In addition to education, mental health services are an important component of a mental health program; however, the Law stops short of requiring that all students have access to in-school mental health services. Although school districts are not required to provide mental health services to students unless specified in an individualized education program (IEP), schools are often considered the natural and best setting for comprehensive prevention and early intervention services for all students, including those without identified education disabilities. The need for mental health services will likely increase as COVID-19–related and other life stresses continue to plague students.

Key Findings

The Department has taken steps to aid school districts in implementing mental health education into their health education curriculum, namely in the form of issued guidance and resources made available on its website.
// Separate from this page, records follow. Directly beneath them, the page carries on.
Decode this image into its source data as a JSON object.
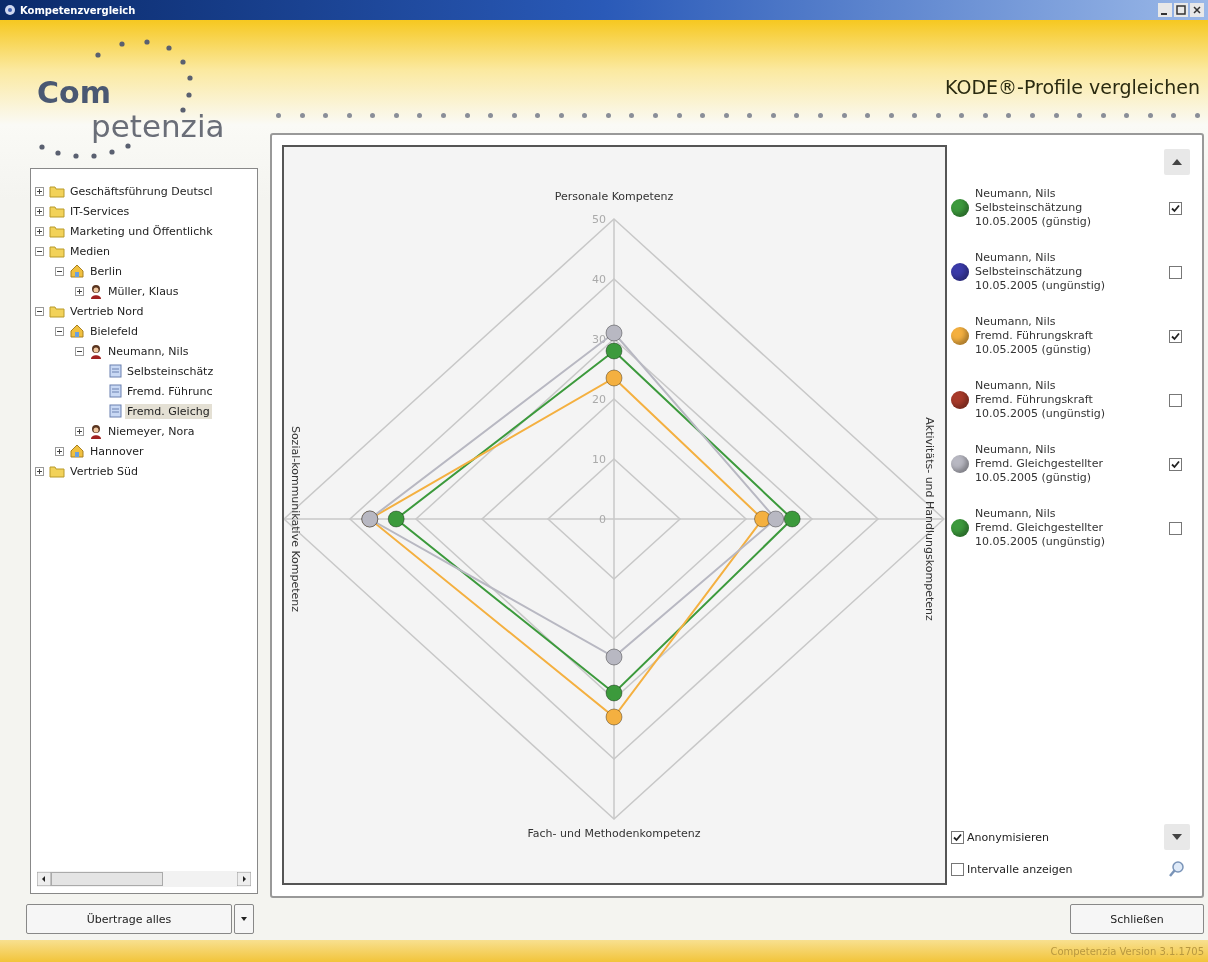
{
  "window": {
    "title": "Kompetenzvergleich"
  },
  "logo": {
    "line_1": "Com",
    "line_2": "petenzia"
  },
  "header": {
    "title": "KODE®-Profile vergleichen"
  },
  "tree": [
    {
      "label": "Geschäftsführung Deutscl",
      "kind": "folder",
      "expanded": false,
      "selected": false
    },
    {
      "label": "IT-Services",
      "kind": "folder",
      "expanded": false,
      "selected": false
    },
    {
      "label": "Marketing und Öffentlichk",
      "kind": "folder",
      "expanded": false,
      "selected": false
    },
    {
      "label": "Medien",
      "kind": "folder",
      "expanded": true,
      "selected": false,
      "children": [
        {
          "label": "Berlin",
          "kind": "location",
          "expanded": true,
          "selected": false,
          "children": [
            {
              "label": "Müller, Klaus",
              "kind": "person",
              "expanded": false,
              "selected": false
            }
          ]
        }
      ]
    },
    {
      "label": "Vertrieb Nord",
      "kind": "folder",
      "expanded": true,
      "selected": false,
      "children": [
        {
          "label": "Bielefeld",
          "kind": "location",
          "expanded": true,
          "selected": false,
          "children": [
            {
              "label": "Neumann, Nils",
              "kind": "person",
              "expanded": true,
              "selected": false,
              "children": [
                {
                  "label": "Selbsteinschätz",
                  "kind": "document",
                  "selected": false
                },
                {
                  "label": "Fremd. Führunc",
                  "kind": "document",
                  "selected": false
                },
                {
                  "label": "Fremd. Gleichg",
                  "kind": "document",
                  "selected": true
                }
              ]
            },
            {
              "label": "Niemeyer, Nora",
              "kind": "person",
              "expanded": false,
              "selected": false
            }
          ]
        },
        {
          "label": "Hannover",
          "kind": "location",
          "expanded": false,
          "selected": false
        }
      ]
    },
    {
      "label": "Vertrieb Süd",
      "kind": "folder",
      "expanded": false,
      "selected": false
    }
  ],
  "chart": {
    "axis_labels": [
      "Personale Kompetenz",
      "Aktivitäts- und Handlungskompetenz",
      "Fach- und Methodenkompetenz",
      "Sozial-kommunikative Kompetenz"
    ],
    "ticks": [
      "50",
      "40",
      "30",
      "20",
      "10",
      "0"
    ]
  },
  "legend": [
    {
      "name": "Neumann, Nils",
      "type": "Selbsteinschätzung",
      "date": "10.05.2005 (günstig)",
      "color": "#3c9a3c",
      "checked": true
    },
    {
      "name": "Neumann, Nils",
      "type": "Selbsteinschätzung",
      "date": "10.05.2005 (ungünstig)",
      "color": "#3a3aa8",
      "checked": false
    },
    {
      "name": "Neumann, Nils",
      "type": "Fremd. Führungskraft",
      "date": "10.05.2005 (günstig)",
      "color": "#f4b040",
      "checked": true
    },
    {
      "name": "Neumann, Nils",
      "type": "Fremd. Führungskraft",
      "date": "10.05.2005 (ungünstig)",
      "color": "#a83a2a",
      "checked": false
    },
    {
      "name": "Neumann, Nils",
      "type": "Fremd. Gleichgestellter",
      "date": "10.05.2005 (günstig)",
      "color": "#b8b8c2",
      "checked": true
    },
    {
      "name": "Neumann, Nils",
      "type": "Fremd. Gleichgestellter",
      "date": "10.05.2005 (ungünstig)",
      "color": "#3c9a3c",
      "checked": false
    }
  ],
  "options": [
    {
      "label": "Anonymisieren",
      "checked": true
    },
    {
      "label": "Intervalle anzeigen",
      "checked": false
    }
  ],
  "buttons": {
    "transfer": "Übertrage alles",
    "close": "Schließen"
  },
  "status_bar": {
    "version": "Competenzia Version 3.1.1705"
  }
}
For example, the Department’s 2018 “Mental Health Education Literacy in Schools: Linking to a Continuum of Well-Being” guide provides evidence-based and best practice instructional resources and materials to assist school districts in developing classroom instruction that complies with the Law. Additionally, during the COVID-19 pandemic, it issued guidance to schools with recommendations on how to help students and what resources were available.

While not assigned specific oversight responsibilities under the amended Law, the Department is charged with the general management of public schools and the educational work of the State. Given the magnitude of the escalating mental health crisis among students, the Department should have a means to assure itself that school districts statewide have established a mental health curriculum and that schools are implementing it. However, the Department does not require school districts to submit any documentation or other information to verify their compliance with the Law, and thus has no assurance that all school districts have developed and implemented the required mental health education curriculum.

For a sample of 22 school districts we surveyed, all were able to describe the mental health curriculum they implemented; however, only 19 actually provided supporting documentation to show they implemented some sort of mental health education and met the minimum requirements of the Law. Furthermore, we found that the mental health curricula varied among these 19 school districts. Without some level of oversight, the Department cannot be assured that students are receiving mental health education or that the instruction achieves the intent of the Law: to enhance student understanding, attitudes, and behaviors that promote health, well-being, and human dignity.

While the State’s commitment to mental health through education is critical, the fight against the mental health crisis is waged not only through education but also the provision of services. When students, in all school districts statewide, are educated about mental health as an important aspect of overall health and well-being, they will be better equipped to effectively recognize signs and symptoms related to mental health issues in themselves and others and will know where to turn for help. In turn, the stigma that surrounds mental health issues will decrease. Although schools are often considered the natural and best setting for comprehensive prevention and early intervention services for all students, we determined that, for many school districts, their mental health teams (i.e., school-employed psychologists, counselors, and social workers) are understaffed, based on staff-to-student ratios recommended by the National Center for School Mental Health and the National Association of School Psychologists.

Key Recommendations

  • Develop a mechanism to determine if school districts are providing mental health education as required by Law.
  • Explore partnering with State and local entities to determine whether school districts should maintain certain staffing levels for mental health professionals.

Brian Reilly

State Government Accountability Contact Information:
Audit Director: Brian Reilly
Phone: (518) 474-3271; Email: [email protected]
Address: Office of the State Comptroller; Division of State Government Accountability; 110 State Street, 11th Floor; Albany, NY 12236